(Source records)
<<<<
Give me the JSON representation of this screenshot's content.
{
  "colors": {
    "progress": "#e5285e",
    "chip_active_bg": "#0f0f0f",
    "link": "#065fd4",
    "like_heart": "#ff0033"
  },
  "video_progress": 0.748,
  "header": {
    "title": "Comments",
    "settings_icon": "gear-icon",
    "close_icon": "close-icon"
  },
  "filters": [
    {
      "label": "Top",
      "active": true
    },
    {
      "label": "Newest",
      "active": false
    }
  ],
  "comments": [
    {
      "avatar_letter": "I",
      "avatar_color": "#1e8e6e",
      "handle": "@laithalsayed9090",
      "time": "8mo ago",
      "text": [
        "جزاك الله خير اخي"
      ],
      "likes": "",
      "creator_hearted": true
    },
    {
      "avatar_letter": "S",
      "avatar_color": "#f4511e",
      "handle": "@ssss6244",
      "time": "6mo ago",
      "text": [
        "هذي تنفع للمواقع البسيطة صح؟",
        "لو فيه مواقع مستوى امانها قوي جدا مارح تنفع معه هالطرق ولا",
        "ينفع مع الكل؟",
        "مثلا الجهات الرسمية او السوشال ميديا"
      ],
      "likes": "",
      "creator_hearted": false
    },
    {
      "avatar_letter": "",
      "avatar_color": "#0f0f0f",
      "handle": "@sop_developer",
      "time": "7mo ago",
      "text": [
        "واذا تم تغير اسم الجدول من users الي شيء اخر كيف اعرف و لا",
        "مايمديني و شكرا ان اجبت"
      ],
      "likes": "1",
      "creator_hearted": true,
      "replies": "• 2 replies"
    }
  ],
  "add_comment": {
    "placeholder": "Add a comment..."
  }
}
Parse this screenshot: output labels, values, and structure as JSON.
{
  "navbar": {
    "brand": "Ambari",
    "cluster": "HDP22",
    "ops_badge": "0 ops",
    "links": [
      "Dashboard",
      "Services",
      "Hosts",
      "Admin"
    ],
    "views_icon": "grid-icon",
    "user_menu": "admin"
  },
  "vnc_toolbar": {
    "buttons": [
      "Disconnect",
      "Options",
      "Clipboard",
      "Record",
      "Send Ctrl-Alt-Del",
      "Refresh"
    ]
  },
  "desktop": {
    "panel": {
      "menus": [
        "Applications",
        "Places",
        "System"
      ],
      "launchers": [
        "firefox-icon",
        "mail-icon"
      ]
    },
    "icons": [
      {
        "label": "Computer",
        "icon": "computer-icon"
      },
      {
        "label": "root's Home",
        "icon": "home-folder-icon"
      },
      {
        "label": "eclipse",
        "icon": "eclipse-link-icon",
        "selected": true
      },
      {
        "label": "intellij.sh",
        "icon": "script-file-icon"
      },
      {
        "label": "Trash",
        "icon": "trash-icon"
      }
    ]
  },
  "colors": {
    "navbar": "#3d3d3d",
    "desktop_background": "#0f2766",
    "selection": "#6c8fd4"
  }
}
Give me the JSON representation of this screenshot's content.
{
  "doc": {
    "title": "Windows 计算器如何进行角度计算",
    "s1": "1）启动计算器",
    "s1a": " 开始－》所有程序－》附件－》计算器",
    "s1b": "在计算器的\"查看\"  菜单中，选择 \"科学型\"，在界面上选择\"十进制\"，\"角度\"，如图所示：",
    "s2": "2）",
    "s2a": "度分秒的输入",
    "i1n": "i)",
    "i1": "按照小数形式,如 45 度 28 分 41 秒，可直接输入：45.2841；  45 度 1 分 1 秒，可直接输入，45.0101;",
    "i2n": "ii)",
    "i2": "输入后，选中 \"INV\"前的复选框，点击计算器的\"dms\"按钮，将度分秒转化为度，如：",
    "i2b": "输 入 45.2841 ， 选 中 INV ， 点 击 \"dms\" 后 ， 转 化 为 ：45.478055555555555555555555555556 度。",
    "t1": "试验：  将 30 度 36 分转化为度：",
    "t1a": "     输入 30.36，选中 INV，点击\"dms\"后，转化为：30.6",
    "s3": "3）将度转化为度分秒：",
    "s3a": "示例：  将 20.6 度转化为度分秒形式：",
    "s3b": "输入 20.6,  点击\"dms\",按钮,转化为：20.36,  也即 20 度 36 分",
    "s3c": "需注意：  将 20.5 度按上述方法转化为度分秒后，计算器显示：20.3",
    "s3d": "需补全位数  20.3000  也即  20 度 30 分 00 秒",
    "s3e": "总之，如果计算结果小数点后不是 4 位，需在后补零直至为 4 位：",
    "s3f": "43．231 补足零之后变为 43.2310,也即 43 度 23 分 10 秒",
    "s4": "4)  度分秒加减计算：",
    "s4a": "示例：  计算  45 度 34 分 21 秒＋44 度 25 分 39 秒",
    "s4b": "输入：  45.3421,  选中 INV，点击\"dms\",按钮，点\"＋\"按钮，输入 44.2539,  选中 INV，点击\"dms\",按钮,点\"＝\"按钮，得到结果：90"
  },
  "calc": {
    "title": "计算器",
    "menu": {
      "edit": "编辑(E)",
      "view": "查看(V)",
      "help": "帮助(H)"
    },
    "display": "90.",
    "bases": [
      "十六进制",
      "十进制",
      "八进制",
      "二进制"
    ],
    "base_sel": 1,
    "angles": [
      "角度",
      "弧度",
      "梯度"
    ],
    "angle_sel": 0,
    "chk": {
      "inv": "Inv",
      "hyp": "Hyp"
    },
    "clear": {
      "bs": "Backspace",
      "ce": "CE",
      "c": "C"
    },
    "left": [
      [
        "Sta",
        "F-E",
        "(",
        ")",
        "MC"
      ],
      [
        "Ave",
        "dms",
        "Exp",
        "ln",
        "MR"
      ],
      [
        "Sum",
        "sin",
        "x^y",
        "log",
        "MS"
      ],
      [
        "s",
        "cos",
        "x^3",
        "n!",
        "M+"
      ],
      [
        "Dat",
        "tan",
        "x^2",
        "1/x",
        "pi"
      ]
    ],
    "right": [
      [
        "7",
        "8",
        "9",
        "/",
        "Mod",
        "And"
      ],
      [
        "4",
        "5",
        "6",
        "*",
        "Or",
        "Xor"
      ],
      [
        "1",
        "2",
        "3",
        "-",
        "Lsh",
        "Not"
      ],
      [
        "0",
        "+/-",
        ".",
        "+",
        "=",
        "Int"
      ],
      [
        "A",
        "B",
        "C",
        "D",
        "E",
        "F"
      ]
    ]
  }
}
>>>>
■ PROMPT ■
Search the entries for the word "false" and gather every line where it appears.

■ EXERCISE SOLUTION ■
      "active": false
      "creator_hearted": false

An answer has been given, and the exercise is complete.